## Stored data entries
..............................

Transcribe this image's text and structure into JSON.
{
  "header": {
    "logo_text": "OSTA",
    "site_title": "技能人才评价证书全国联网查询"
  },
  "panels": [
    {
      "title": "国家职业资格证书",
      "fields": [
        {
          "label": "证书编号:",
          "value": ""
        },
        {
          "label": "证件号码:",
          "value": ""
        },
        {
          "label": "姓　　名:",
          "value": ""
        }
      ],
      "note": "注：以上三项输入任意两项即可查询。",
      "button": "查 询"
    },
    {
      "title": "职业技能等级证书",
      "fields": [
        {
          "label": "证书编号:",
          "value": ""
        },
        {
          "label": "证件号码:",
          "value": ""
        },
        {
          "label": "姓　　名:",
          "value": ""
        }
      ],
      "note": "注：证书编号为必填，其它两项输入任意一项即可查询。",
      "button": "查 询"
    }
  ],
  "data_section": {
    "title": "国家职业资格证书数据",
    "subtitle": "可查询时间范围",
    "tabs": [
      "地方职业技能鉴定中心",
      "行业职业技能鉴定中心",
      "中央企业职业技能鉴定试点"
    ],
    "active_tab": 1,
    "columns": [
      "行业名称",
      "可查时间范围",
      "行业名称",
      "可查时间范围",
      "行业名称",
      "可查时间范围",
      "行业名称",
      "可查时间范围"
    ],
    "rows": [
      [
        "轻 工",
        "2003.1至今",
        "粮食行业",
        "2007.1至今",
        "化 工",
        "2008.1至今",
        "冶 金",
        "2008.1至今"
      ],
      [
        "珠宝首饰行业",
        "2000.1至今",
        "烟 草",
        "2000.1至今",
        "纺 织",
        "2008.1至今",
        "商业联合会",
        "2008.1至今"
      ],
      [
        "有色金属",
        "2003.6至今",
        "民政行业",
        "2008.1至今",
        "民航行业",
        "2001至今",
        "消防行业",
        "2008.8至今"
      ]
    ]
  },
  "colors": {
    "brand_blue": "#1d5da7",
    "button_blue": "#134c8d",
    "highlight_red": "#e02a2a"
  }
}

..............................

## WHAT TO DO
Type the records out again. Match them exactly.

## TASK RESULT
Transcribe this image's text and structure into JSON.
{
  "header": {
    "logo_text": "OSTA",
    "site_title": "技能人才评价证书全国联网查询"
  },
  "panels": [
    {
      "title": "国家职业资格证书",
      "fields": [
        {
          "label": "证书编号:",
          "value": ""
        },
        {
          "label": "证件号码:",
          "value": ""
        },
        {
          "label": "姓　　名:",
          "value": ""
        }
      ],
      "note": "注：以上三项输入任意两项即可查询。",
      "button": "查 询"
    },
    {
      "title": "职业技能等级证书",
      "fields": [
        {
          "label": "证书编号:",
          "value": ""
        },
        {
          "label": "证件号码:",
          "value": ""
        },
        {
          "label": "姓　　名:",
          "value": ""
        }
      ],
      "note": "注：证书编号为必填，其它两项输入任意一项即可查询。",
      "button": "查 询"
    }
  ],
  "data_section": {
    "title": "国家职业资格证书数据",
    "subtitle": "可查询时间范围",
    "tabs": [
      "地方职业技能鉴定中心",
      "行业职业技能鉴定中心",
      "中央企业职业技能鉴定试点"
    ],
    "active_tab": 1,
    "columns": [
      "行业名称",
      "可查时间范围",
      "行业名称",
      "可查时间范围",
      "行业名称",
      "可查时间范围",
      "行业名称",
      "可查时间范围"
    ],
    "rows": [
      [
        "轻 工",
        "2003.1至今",
        "粮食行业",
        "2007.1至今",
        "化 工",
        "2008.1至今",
        "冶 金",
        "2008.1至今"
      ],
      [
        "珠宝首饰行业",
        "2000.1至今",
        "烟 草",
        "2000.1至今",
        "纺 织",
        "2008.1至今",
        "商业联合会",
        "2008.1至今"
      ],
      [
        "有色金属",
        "2003.6至今",
        "民政行业",
        "2008.1至今",
        "民航行业",
        "2001至今",
        "消防行业",
        "2008.8至今"
      ]
    ]
  },
  "colors": {
    "brand_blue": "#1d5da7",
    "button_blue": "#134c8d",
    "highlight_red": "#e02a2a"
  }
}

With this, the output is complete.